With the bulk of the game being visual novel anime, does the strategic RPG action feel tacked on? Not really. It is well thought out with good techniques for critical strikes using time based attacks, attack chains, even co-op chains, and battle points for increasing your stats or equipment slots. The combat is more than fair, allowing you to rewind your mistakes and redo them quite easily. In a way, it made me battle for longer because I’d go back and try to get a critical attack chain rather than keep my mediocre attacks.
The combat is not too hard, yet rides that fine line of being just right. You can always change the difficulty if things become too intense or too easy for you. I found the AI to be smart, attacking the weakest player first to take them out as soon as possible. There are different types of enemies, much like your own, with ranged attacks, close combat attacks, healers, and so on. The boss battles are actually fun as hell and I never got tired of the gameplay once. If you enjoy a nice SRPG with block-movement that is reasonably easy to traverse, you’ll be fine. The game sort of makes you play all your characters as much as possible, so you level them up evenly for a good while.
On top of this, the game features a Free Battles, a Red vs White practice ground where winners get Battle Points, “Munechika’s Trials” for restriction based challenge modes, and optional practice and tutorials before every battle. Mask of Truth literally goes out of it’s way to make sure you have every means necessary to beat the game.
I never felt like the game was trying to be easy on me either, expect to get pummeled after awhile as you eventually take on more and more challenging matches. There is a Zeal meter where you get an extra awesome attack in the attack order and also the co-op final strikes are fun to watch. All in all, it’s a solid SRPG that leaves all the tools you need to play the game to the end.

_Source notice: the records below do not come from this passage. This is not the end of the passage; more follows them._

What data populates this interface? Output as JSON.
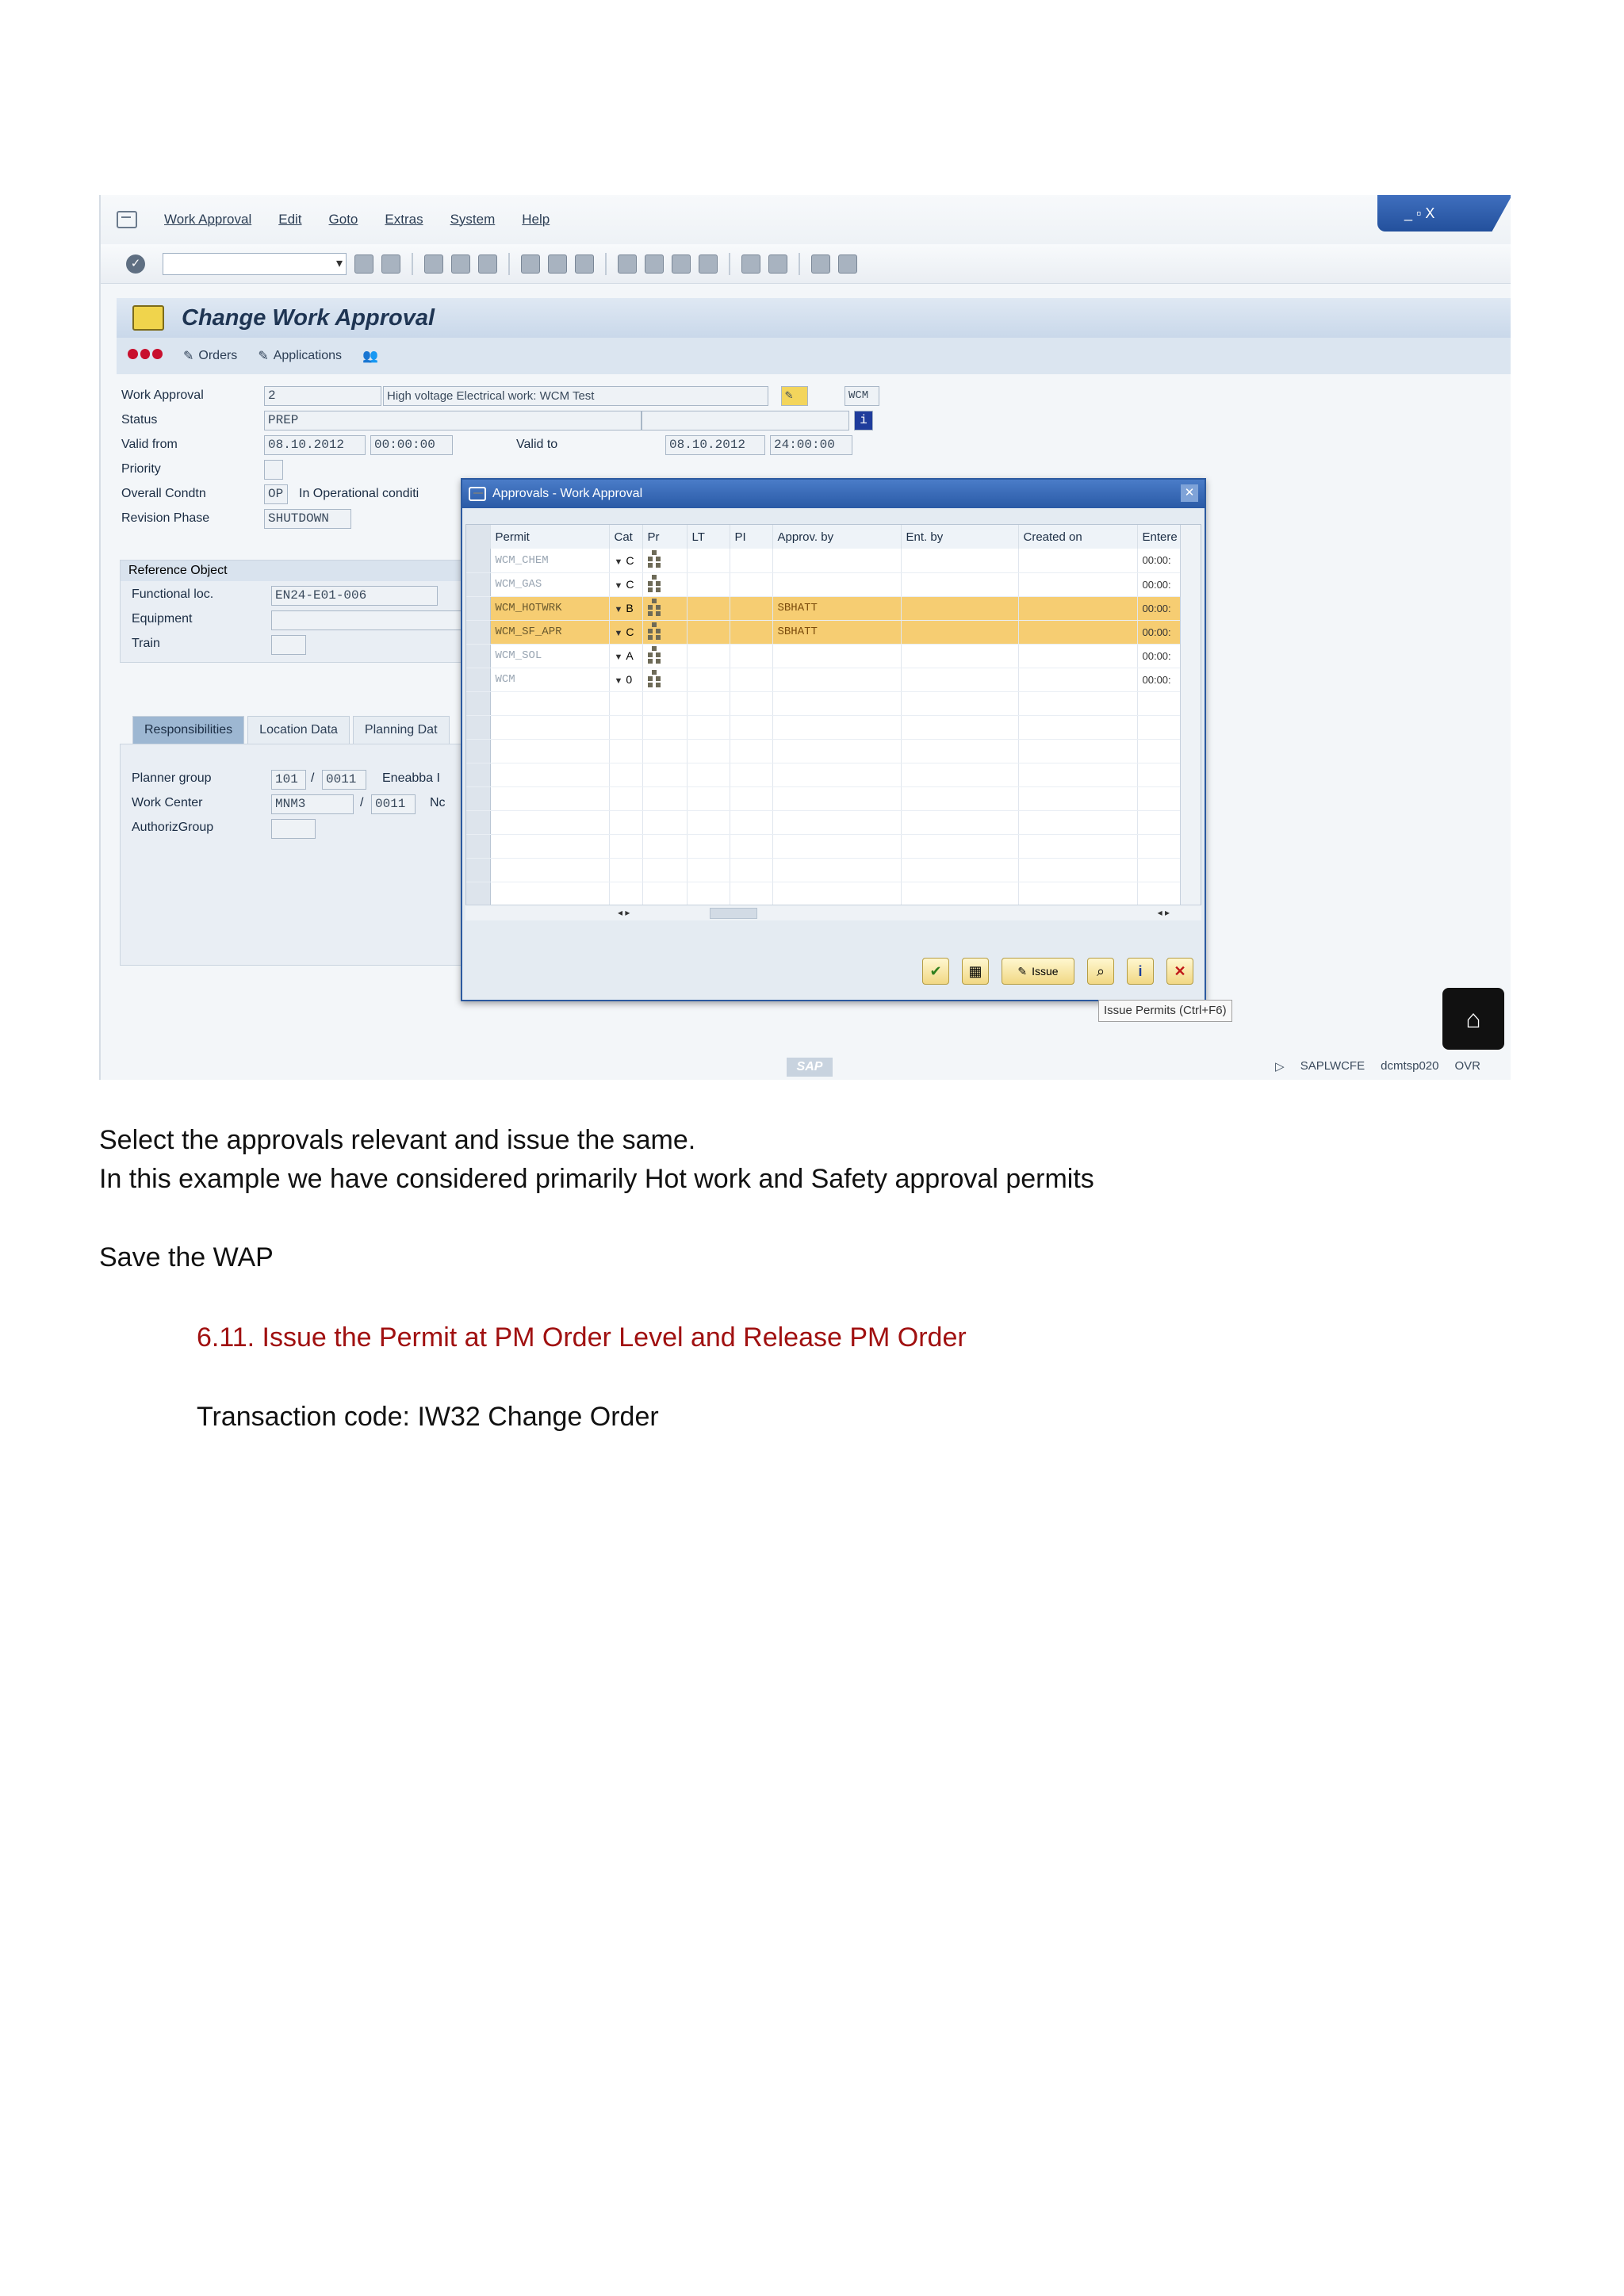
{
  "screenshot": {
    "menu": [
      "Work Approval",
      "Edit",
      "Goto",
      "Extras",
      "System",
      "Help"
    ],
    "window_controls": "_ ▫ X",
    "page_title": "Change Work Approval",
    "appbar": {
      "orders": "Orders",
      "applications": "Applications"
    },
    "form": {
      "work_approval_label": "Work Approval",
      "work_approval_value": "2",
      "work_approval_desc": "High voltage Electrical work: WCM Test",
      "wcm_tag": "WCM",
      "status_label": "Status",
      "status_value": "PREP",
      "valid_from_label": "Valid from",
      "valid_from_date": "08.10.2012",
      "valid_from_time": "00:00:00",
      "valid_to_label": "Valid to",
      "valid_to_date": "08.10.2012",
      "valid_to_time": "24:00:00",
      "priority_label": "Priority",
      "overall_cond_label": "Overall Condtn",
      "overall_cond_value": "OP",
      "overall_cond_desc": "In Operational conditi",
      "revision_label": "Revision Phase",
      "revision_value": "SHUTDOWN"
    },
    "reference": {
      "heading": "Reference Object",
      "functional_loc_label": "Functional loc.",
      "functional_loc_value": "EN24-E01-006",
      "equipment_label": "Equipment",
      "train_label": "Train"
    },
    "tabs": [
      "Responsibilities",
      "Location Data",
      "Planning Dat"
    ],
    "responsibilities": {
      "planner_group_label": "Planner group",
      "planner_group_value": "101",
      "planner_group_plant": "0011",
      "planner_group_desc": "Eneabba I",
      "work_center_label": "Work Center",
      "work_center_value": "MNM3",
      "work_center_plant": "0011",
      "work_center_desc": "Nc",
      "authoriz_label": "AuthorizGroup"
    },
    "popup": {
      "title": "Approvals - Work Approval",
      "columns": [
        "Permit",
        "Cat",
        "Pr",
        "LT",
        "PI",
        "Approv. by",
        "Ent. by",
        "Created on",
        "Entere"
      ],
      "rows": [
        {
          "permit": "WCM_CHEM",
          "cat": "C",
          "approv_by": "",
          "time": "00:00:",
          "highlight": false
        },
        {
          "permit": "WCM_GAS",
          "cat": "C",
          "approv_by": "",
          "time": "00:00:",
          "highlight": false
        },
        {
          "permit": "WCM_HOTWRK",
          "cat": "B",
          "approv_by": "SBHATT",
          "time": "00:00:",
          "highlight": true
        },
        {
          "permit": "WCM_SF_APR",
          "cat": "C",
          "approv_by": "SBHATT",
          "time": "00:00:",
          "highlight": true
        },
        {
          "permit": "WCM_SOL",
          "cat": "A",
          "approv_by": "",
          "time": "00:00:",
          "highlight": false
        },
        {
          "permit": "WCM",
          "cat": "0",
          "approv_by": "",
          "time": "00:00:",
          "highlight": false
        }
      ],
      "issue_button": "Issue",
      "tooltip": "Issue Permits (Ctrl+F6)"
    },
    "statusbar": {
      "logo": "SAP",
      "program": "SAPLWCFE",
      "server": "dcmtsp020",
      "mode": "OVR"
    }
  },
  "document": {
    "line1": "Select the approvals relevant and issue the same.",
    "line2": "In this example we have considered primarily Hot work and Safety approval permits",
    "line3": "Save the WAP",
    "section_heading": "6.11. Issue the Permit at PM Order Level and Release PM Order",
    "transaction": "Transaction code: IW32 Change Order"
  }
}
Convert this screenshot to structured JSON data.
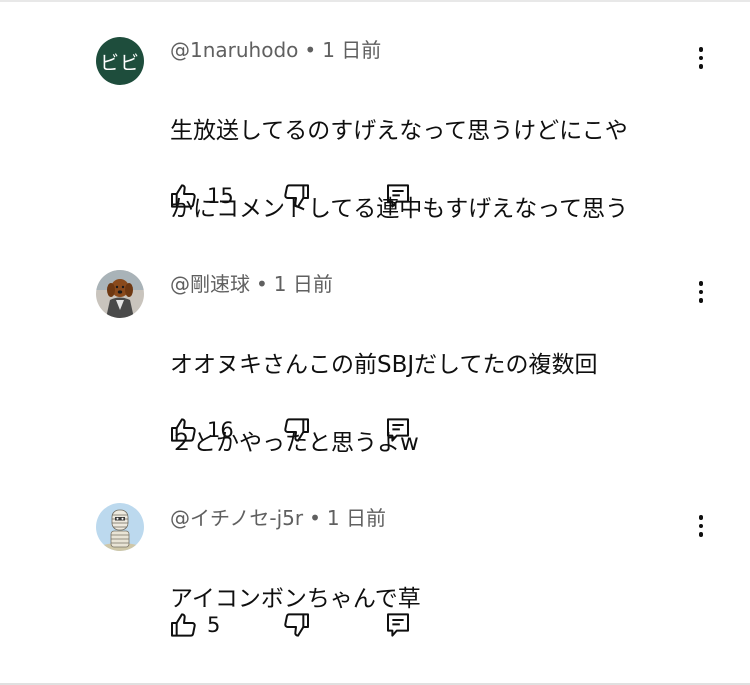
{
  "comments": [
    {
      "avatar": {
        "type": "initials",
        "text": "ビビ",
        "color": "#1e4d3c"
      },
      "author": "@1naruhodo",
      "separator": "•",
      "time": "1 日前",
      "text_lines": [
        "生放送してるのすげえなって思うけどにこや",
        "かにコメントしてる連中もすげえなって思う"
      ],
      "likes": "15"
    },
    {
      "avatar": {
        "type": "photo",
        "description_icon": "dog-avatar-icon"
      },
      "author": "@剛速球",
      "separator": "•",
      "time": "1 日前",
      "text_lines": [
        "オオヌキさんこの前SBJだしてたの複数回",
        "２とかやったと思うよw"
      ],
      "likes": "16"
    },
    {
      "avatar": {
        "type": "photo",
        "description_icon": "mummy-avatar-icon"
      },
      "author": "@イチノセ-j5r",
      "separator": "•",
      "time": "1 日前",
      "text_lines": [
        "アイコンボンちゃんで草"
      ],
      "likes": "5"
    }
  ],
  "icons": {
    "like": "thumbs-up-icon",
    "dislike": "thumbs-down-icon",
    "reply": "reply-icon",
    "more": "more-vert-icon"
  },
  "colors": {
    "text": "#0f0f0f",
    "meta": "#606060",
    "avatar_green": "#1e4d3c"
  }
}
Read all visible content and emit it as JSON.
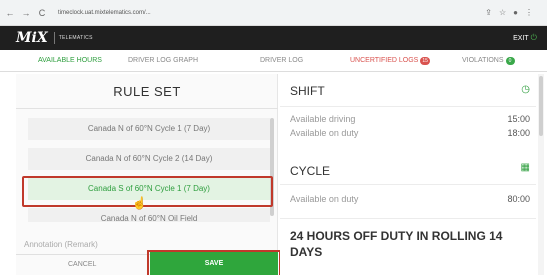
{
  "browser": {
    "url": "timeclock.uat.mixtelematics.com/..."
  },
  "app": {
    "logo": "MiX",
    "brand": "TELEMATICS",
    "exit_label": "EXIT"
  },
  "tabs": [
    {
      "label": "AVAILABLE HOURS"
    },
    {
      "label": "DRIVER LOG GRAPH"
    },
    {
      "label": "DRIVER LOG"
    },
    {
      "label": "UNCERTIFIED LOGS",
      "badge": "15"
    },
    {
      "label": "VIOLATIONS",
      "badge": "0"
    }
  ],
  "ruleset": {
    "title": "RULE SET",
    "items": [
      {
        "label": "Canada N of 60°N Cycle 1 (7 Day)"
      },
      {
        "label": "Canada N of 60°N Cycle 2 (14 Day)"
      },
      {
        "label": "Canada S of 60°N Cycle 1 (7 Day)"
      },
      {
        "label": "Canada N of 60°N Oil Field"
      }
    ],
    "annotation_placeholder": "Annotation (Remark)",
    "cancel_label": "CANCEL",
    "save_label": "SAVE"
  },
  "shift": {
    "title": "SHIFT",
    "available_driving_label": "Available driving",
    "available_driving_value": "15:00",
    "available_on_duty_label": "Available on duty",
    "available_on_duty_value": "18:00"
  },
  "cycle": {
    "title": "CYCLE",
    "available_on_duty_label": "Available on duty",
    "available_on_duty_value": "80:00"
  },
  "rolling": {
    "title": "24 HOURS OFF DUTY IN ROLLING 14 DAYS"
  },
  "colors": {
    "accent_green": "#2fa63c",
    "highlight_red": "#c0392b",
    "header_dark": "#1f1f1f"
  }
}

One of the high points of the game is the incredible anime artwork. While not 3D until some of the pre-battle animations, the 2D is so beautifully rendered, I honestly didn’t care about the 3D graphics during combat. Those look okay, but have a very PS Vita look to them and just aren’t fantastic to be honest. It’s the hand-drawn artwork that steals the show with the visual novel portion of the game, and it is impeccably well drawn, providing more than enough emotional power with 2D imagery.
I enjoyed the sound and the soundtrack. You won’t find much in the way of standard issue sound and music, attention was paid to the detail of the game here. Compositions change depending on the seriousness or levity of the moment and the sound effects have a great amount of depth and character to give the battles a sense of action.
Overall, if you enjoy reading anime subtitles and like long storylines, this game is a fantastic series to pick up. When playing, you can almost feel the amount of love and care that went into making this game an epic visual novel SRPG. It’s long, so don’t expect a short playthrough. You can easily play 60 or more hours just on this part of the series alone. There is also sexual innuendo, so if that bothers you or others around you, then you may need to consider that before buying. Beyond that, it’s a tale that stretches the limits of what true friendship and relationships can bear even with good intentions. Oshtor continually fights with the man and the mask of the person he tries to emulate, unsure of what part of him to retain or erase, and his own identity becoming a mask of itself. Very well done and worth the time and money for a purchase.